Work required:
Every line that contains "JSON" must be located and copied from the data.

Records for the task:
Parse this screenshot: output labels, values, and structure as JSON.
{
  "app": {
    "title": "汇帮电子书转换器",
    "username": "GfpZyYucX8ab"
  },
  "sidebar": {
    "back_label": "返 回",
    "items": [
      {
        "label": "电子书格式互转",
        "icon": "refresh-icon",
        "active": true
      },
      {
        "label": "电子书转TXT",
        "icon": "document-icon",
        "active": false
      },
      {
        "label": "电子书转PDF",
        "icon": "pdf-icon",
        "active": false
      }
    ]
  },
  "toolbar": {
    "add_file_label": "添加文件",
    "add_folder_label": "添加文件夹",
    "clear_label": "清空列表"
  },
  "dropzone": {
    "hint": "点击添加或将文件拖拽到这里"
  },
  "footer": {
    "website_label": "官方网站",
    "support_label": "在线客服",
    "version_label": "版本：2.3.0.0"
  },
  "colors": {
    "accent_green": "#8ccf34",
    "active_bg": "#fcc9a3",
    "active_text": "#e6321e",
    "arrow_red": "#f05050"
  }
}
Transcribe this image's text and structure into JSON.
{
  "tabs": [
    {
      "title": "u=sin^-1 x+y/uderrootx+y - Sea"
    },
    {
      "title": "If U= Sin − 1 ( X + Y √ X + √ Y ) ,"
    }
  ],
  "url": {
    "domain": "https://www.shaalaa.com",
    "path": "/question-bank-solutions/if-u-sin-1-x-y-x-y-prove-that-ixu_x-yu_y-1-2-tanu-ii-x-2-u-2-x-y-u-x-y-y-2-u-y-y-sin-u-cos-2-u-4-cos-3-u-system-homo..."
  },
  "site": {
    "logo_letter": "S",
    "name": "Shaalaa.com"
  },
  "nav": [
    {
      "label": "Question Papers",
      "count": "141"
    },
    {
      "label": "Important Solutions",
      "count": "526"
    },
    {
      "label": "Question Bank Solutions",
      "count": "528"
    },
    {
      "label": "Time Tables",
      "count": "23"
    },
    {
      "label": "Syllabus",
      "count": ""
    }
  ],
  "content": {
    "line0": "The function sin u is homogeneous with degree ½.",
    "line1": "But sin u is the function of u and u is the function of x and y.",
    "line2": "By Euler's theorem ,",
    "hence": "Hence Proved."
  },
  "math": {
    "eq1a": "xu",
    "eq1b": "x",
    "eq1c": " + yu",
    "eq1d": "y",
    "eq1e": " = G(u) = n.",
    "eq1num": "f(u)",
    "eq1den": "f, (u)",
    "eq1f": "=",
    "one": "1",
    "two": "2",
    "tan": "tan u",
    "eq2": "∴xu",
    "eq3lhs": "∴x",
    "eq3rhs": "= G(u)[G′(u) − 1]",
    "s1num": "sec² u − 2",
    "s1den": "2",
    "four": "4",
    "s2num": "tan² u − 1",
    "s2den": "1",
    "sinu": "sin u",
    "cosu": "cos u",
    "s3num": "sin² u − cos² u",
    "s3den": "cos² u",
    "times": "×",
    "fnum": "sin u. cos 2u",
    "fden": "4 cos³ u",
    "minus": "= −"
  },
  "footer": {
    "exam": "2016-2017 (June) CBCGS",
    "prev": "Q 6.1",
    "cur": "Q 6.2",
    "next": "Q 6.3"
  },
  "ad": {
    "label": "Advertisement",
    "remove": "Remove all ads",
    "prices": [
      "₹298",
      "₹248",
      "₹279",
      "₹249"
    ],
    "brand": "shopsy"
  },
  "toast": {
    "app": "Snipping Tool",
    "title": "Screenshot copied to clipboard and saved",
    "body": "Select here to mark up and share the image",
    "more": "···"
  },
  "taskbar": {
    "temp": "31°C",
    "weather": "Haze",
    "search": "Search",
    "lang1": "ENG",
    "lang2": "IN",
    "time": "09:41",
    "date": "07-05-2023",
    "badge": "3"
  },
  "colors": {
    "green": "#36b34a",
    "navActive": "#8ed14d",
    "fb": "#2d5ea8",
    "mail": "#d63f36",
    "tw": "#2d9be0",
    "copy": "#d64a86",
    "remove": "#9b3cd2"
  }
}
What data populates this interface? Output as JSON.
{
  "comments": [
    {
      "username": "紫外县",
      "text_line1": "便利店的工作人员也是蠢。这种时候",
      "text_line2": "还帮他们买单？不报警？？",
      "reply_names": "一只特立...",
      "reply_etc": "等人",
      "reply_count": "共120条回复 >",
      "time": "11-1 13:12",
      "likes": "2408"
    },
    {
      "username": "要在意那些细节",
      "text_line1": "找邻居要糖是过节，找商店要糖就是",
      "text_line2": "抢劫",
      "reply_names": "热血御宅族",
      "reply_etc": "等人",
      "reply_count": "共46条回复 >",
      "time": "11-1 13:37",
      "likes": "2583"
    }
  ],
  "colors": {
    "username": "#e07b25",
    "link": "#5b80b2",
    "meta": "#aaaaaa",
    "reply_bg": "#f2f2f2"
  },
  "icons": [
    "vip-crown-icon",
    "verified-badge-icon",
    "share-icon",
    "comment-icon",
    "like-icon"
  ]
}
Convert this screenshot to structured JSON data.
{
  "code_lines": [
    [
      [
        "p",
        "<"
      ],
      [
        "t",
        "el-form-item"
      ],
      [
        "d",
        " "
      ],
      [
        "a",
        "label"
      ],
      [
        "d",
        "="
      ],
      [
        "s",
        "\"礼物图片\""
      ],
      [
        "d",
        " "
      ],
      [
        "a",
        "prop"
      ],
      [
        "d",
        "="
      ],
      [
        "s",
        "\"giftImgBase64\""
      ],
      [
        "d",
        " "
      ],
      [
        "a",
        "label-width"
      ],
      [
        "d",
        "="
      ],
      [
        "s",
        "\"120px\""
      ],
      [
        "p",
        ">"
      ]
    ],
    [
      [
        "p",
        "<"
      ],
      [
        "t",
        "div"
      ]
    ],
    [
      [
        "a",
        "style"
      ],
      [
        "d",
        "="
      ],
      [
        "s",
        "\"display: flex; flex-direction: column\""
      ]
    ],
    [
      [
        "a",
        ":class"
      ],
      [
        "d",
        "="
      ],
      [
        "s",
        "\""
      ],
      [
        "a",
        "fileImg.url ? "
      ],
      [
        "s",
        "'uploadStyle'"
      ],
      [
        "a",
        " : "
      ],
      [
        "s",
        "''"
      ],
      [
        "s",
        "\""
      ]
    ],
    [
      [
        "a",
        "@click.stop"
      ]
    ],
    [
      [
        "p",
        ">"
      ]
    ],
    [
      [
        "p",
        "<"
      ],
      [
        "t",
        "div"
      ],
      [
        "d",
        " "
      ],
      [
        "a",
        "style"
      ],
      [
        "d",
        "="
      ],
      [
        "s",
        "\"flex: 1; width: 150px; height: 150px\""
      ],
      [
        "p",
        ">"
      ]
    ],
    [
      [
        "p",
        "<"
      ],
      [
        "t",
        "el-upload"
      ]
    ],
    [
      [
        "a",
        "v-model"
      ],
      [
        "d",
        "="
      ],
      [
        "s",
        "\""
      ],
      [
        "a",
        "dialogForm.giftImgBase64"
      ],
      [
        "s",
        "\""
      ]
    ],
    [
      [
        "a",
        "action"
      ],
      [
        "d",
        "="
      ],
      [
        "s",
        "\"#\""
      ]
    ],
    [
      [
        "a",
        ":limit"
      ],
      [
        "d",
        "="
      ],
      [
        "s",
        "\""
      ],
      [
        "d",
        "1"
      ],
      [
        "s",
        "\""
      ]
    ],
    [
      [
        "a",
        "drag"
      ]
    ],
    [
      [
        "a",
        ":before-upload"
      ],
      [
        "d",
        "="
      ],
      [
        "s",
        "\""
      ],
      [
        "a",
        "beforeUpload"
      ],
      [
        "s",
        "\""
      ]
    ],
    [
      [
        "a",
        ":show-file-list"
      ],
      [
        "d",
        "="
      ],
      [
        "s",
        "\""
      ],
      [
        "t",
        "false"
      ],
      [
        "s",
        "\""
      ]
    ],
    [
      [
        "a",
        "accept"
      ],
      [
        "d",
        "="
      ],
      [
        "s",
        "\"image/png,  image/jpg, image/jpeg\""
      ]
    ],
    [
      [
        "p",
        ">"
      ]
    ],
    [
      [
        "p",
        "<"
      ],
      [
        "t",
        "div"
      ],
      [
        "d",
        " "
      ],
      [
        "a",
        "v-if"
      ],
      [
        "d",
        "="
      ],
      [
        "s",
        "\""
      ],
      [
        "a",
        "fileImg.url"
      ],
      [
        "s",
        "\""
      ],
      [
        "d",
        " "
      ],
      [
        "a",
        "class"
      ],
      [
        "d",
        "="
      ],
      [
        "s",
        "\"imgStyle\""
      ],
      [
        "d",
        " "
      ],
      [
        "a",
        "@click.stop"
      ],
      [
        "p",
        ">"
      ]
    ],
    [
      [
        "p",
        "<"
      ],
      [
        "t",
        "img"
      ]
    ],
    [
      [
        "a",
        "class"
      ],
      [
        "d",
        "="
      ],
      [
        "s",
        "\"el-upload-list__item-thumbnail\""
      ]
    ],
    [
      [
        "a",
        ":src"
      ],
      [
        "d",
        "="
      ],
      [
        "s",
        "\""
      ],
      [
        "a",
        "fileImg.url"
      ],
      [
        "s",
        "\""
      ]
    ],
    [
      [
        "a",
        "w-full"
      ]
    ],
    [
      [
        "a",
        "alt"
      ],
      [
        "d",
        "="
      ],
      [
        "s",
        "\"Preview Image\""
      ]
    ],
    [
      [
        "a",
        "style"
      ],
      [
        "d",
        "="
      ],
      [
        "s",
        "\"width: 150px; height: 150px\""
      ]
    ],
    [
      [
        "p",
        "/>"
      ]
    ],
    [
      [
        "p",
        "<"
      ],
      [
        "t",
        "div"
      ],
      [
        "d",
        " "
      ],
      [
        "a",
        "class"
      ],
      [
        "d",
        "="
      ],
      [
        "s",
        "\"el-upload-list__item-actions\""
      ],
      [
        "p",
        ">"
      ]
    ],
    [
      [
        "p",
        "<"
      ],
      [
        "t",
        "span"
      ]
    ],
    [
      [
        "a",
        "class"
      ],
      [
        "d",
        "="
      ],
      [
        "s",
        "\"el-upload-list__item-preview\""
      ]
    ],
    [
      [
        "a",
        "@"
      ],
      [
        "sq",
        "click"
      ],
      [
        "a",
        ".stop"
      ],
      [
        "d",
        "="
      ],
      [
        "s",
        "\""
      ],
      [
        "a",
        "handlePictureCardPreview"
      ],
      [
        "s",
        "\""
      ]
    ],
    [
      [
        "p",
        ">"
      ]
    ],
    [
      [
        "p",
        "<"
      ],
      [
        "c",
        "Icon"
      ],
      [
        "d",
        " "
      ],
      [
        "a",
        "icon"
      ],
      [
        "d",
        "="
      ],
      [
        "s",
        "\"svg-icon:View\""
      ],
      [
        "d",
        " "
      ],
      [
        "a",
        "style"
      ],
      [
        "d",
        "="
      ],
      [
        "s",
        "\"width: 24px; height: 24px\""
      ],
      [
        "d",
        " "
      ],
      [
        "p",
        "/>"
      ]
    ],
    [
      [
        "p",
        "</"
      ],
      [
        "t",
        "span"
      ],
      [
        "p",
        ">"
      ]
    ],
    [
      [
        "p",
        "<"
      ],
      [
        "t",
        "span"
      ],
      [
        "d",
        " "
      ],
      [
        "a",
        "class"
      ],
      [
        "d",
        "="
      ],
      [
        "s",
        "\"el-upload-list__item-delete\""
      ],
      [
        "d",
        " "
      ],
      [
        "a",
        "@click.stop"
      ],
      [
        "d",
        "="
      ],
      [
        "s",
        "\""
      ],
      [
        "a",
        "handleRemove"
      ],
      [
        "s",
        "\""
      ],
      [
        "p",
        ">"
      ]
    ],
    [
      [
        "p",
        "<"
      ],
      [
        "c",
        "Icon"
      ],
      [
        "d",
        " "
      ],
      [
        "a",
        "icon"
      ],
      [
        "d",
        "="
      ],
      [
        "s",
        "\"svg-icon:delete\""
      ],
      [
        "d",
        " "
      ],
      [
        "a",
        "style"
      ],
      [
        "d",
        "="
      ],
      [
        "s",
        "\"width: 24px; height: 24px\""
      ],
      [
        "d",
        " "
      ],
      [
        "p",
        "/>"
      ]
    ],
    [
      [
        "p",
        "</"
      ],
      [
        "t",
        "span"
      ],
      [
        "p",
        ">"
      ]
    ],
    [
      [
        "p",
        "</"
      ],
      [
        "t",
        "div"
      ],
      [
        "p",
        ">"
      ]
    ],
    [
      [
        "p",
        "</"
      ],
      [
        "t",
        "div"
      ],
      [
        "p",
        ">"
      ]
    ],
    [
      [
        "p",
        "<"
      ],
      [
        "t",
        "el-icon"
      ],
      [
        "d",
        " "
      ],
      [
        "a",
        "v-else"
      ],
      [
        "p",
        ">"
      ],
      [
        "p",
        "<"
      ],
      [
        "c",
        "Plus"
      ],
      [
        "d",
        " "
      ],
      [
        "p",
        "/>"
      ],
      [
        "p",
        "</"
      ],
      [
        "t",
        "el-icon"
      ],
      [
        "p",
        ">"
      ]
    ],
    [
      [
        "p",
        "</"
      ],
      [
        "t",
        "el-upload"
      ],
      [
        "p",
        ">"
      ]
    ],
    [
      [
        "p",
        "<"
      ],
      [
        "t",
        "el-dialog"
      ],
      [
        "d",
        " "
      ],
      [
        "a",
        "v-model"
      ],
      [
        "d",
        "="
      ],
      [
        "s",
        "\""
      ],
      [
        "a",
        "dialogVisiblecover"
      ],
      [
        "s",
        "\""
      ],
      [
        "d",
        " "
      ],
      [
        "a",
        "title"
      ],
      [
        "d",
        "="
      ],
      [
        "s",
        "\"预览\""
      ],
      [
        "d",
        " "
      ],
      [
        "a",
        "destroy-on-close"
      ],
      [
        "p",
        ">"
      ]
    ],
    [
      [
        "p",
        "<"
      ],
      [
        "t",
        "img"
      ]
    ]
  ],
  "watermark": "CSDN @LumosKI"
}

Expected answer:
Parse this screenshot: output labels, values, and structure as JSON.
Transcribe this image's text and structure into JSON.
What data populates this interface? Output as JSON.
Convert this screenshot to structured JSON data.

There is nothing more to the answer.